KeyBank CEO Beth E. Mooney discusses bitcoin and the housing boom during Puget Sound visit

With more than 12-dozen KeyBank branches statewide, the bank’s Chairman and CEO, Beth E. Mooney, travels to Washington state a couple times each year. A visit to the Pacific Northwest — and the Puget Sound region, specifically — is a trip she enjoys and anticipates.

“There’s just nothing like it — all the cranes, all the activity, the energy — you can just see different parts of town starting to come to life,” Mooney, who lives in Ohio, where KeyBank is headquartered, observed during a visit to Seattle in April. “It’s not only a great economic market, but there’s just a lifestyle and a vibrancy here that is infectious. And not to mention, it’s beautiful.”

Mooney’s most recent visit to our region was occasioned by the bank’s decision to donate $1.9 million to a swath of organizations, such as the University of Washington, FareStart, El Centro de la Raza, and many others.

A veteran banker with more than 35 years in the industry, Mooney joined KeyCorp, the bank’s parent company, in 2006; was named president and joined the board of directors four years later; and was appointed company chairman and CEO in 2011. The achievement made her the first female CEO of a top-20 bank in the United States and earned her a spot on Fortune’s list of the Top 50 Most Powerful Women in Business, and Forbes’ list of the World’s 100 Most Powerful Women.

Mooney spoke to 425 Business while she visited FareStart in downtown Seattle.

425 BUSINESS: The residential real estate market in this area has seen record sale prices, as well as increased competition among homebuyers. How has KeyBank responded?

BETH E. MOONEY: We exited the mortgage business before the financial crisis, which turned out to be one of those lucky (and) good decisions. We have been rebuilding that capability and, literally in the last year, we have gone back into the mortgage business.

This is an incredibly attractive market for us because, as you said, talk about a red-hot housing demand and housing prices, and it is a core need of every customer. When we look at places where we think we can really impact and meet customer needs, this is a huge one.
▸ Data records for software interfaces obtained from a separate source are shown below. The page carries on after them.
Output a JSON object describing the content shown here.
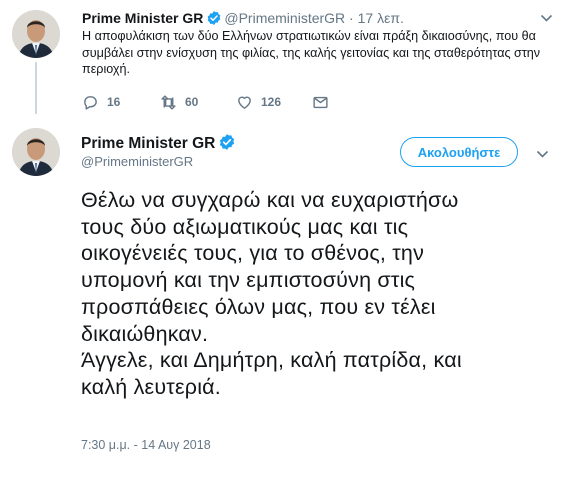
{
  "parent_tweet": {
    "author_name": "Prime Minister GR",
    "handle": "@PrimeministerGR",
    "separator": "·",
    "time": "17 λεπ.",
    "text": "Η αποφυλάκιση των δύο Ελλήνων στρατιωτικών είναι πράξη δικαιοσύνης, που θα συμβάλει στην ενίσχυση της φιλίας, της καλής γειτονίας και της σταθερότητας στην περιοχή.",
    "actions": {
      "reply_count": "16",
      "retweet_count": "60",
      "like_count": "126"
    },
    "icons": [
      "reply-icon",
      "retweet-icon",
      "heart-icon",
      "envelope-icon",
      "chevron-down-icon",
      "verified-badge-icon"
    ]
  },
  "main_tweet": {
    "author_name": "Prime Minister GR",
    "handle": "@PrimeministerGR",
    "follow_label": "Ακολουθήστε",
    "text_lines": [
      "Θέλω να συγχαρώ και να ευχαριστήσω",
      "τους δύο αξιωματικούς μας και τις",
      "οικογένειές τους, για το σθένος, την",
      "υπομονή και την εμπιστοσύνη στις",
      "προσπάθειες όλων μας, που εν τέλει",
      "δικαιώθηκαν.",
      "Άγγελε, και Δημήτρη, καλή πατρίδα, και",
      "καλή λευτεριά."
    ],
    "timestamp": "7:30 μ.μ. - 14 Αυγ 2018"
  },
  "colors": {
    "accent": "#1da1f2",
    "muted": "#657786",
    "text": "#14171a",
    "thread_line": "#ccd6dd"
  }
}
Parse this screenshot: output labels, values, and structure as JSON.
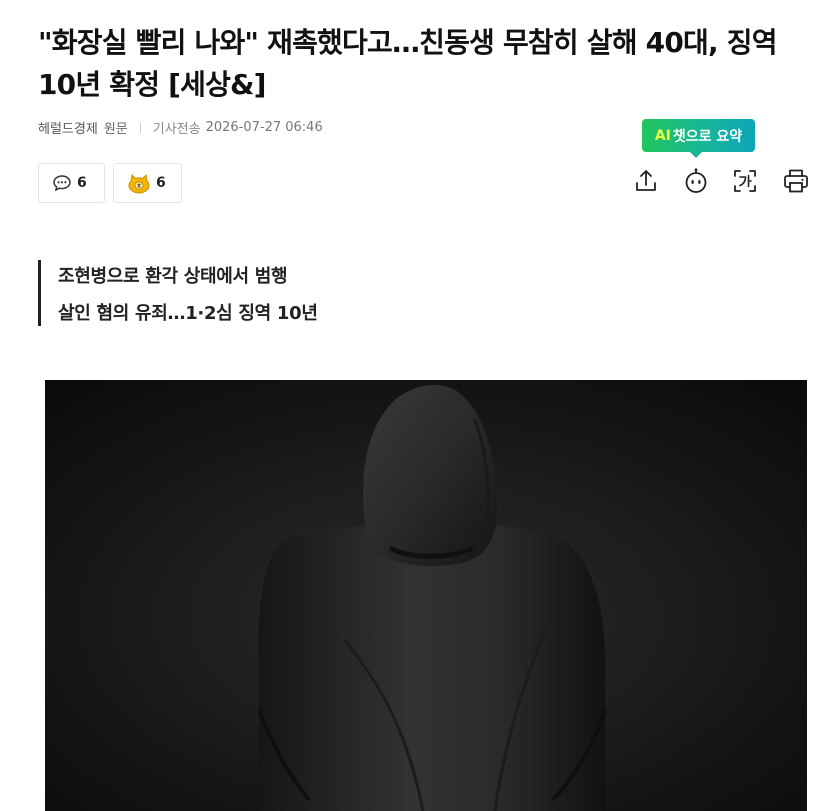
{
  "article": {
    "title": "\"화장실 빨리 나와\" 재촉했다고…친동생 무참히 살해 40대, 징역 10년 확정 [세상&]",
    "source": "헤럴드경제",
    "source_link": "원문",
    "date_label": "기사전송",
    "date": "2026-07-27 06:46",
    "lead_lines": [
      "조현병으로 환각 상태에서 범행",
      "살인 혐의 유죄…1·2심 징역 10년"
    ]
  },
  "reactions": {
    "comments": "6",
    "likes": "6"
  },
  "ai_summary": {
    "ai": "AI",
    "label": "챗으로 요약"
  },
  "icons": {
    "comment": "comment-bubble-icon",
    "like": "coin-badge-icon",
    "share": "share-icon",
    "ai": "ai-robot-icon",
    "font": "font-size-icon",
    "print": "print-icon"
  },
  "colors": {
    "ai_gradient_start": "#22c55e",
    "ai_gradient_end": "#0ea5b7",
    "ai_accent": "#eaff3a",
    "coin": "#f2b705"
  }
}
If you bid on a house, you’ve got to be ready to go and, half the time, you have to bid more than the asking price. Part of what we are trying to do in this market is make sure that we work with our customers to get them prequalified. This is (about) really helping people understand what they can afford, and to get them pre-qualified so they can bid with confidence and increase the likelihood that they are going to win. Putting them into a smooth process where they can close (in a) timely (fashion) has been a huge focus of ours.

425 BUSINESS: Washington state has legalized the regulated sale of cannabis. Yet, one challenge facing business owners involves banking and finance due to the federal government’s view that marijuana is an illegal drug. Are you following this issue?

MOONEY: We are a federally chartered bank. We follow the federally chartered laws. Obviously, for states that have made moves toward legalizing marijuana, there is a disconnect between state law, the rules surrounding money, cash-based businesses, and federally chartered banks. There is no universe where, as a federally chartered bank, you don’t stick within the federal laws.

425 BUSINESS: Would KeyBank like to see the federal law change and get into this line of business?

MOONEY: I don’t have a view on that, in part (because) I live in Ohio, where it isn’t (legal). But my reaction is that we will follow the law of the land. These are business interests that aren’t necessarily top of our list of what we would be advocating for or lobbying for. We are far more interested in banking regulations, for example.

425 BUSINESS: What are your thoughts on Bitcoin and other forms of cryptocurrency?

MOONEY: It is clear that it is not yet an established business-as-usual-type currency. One thing about a medium of exchange is that it needs to be convenient, it needs to be safe, it needs to be secured, it needs to be certain in its value. It is clear that — particularly if you look at just the last six months — it is volatile (and) not yet mature. I think there will be a time and place where blockchain technology and cryptocurrencies will become more mainstream. I don’t think we are there yet.

425 BUSINESS: When you visit the Puget Sound region, what are your impressions of the area?

MOONEY: When I go to New York and investment analysts ask me about our footprint, they say, “Why the West?” I always tell them that these markets are incredibly dynamic. They are diverse. The demographics are highly attractive compared to what we have in the East, which is far more mature, manufacturing-based.

Different kinds of economies come here. This is young, it’s technology, it’s diverse, it’s growing. I look to the West as our growth markets that balance our Eastern portfolio and Midwestern portfolio, which is more (about) slow growth, but where we are large and very established. If you think of portfolio diversification, I love coming out here. I think these are great markets for KeyBank.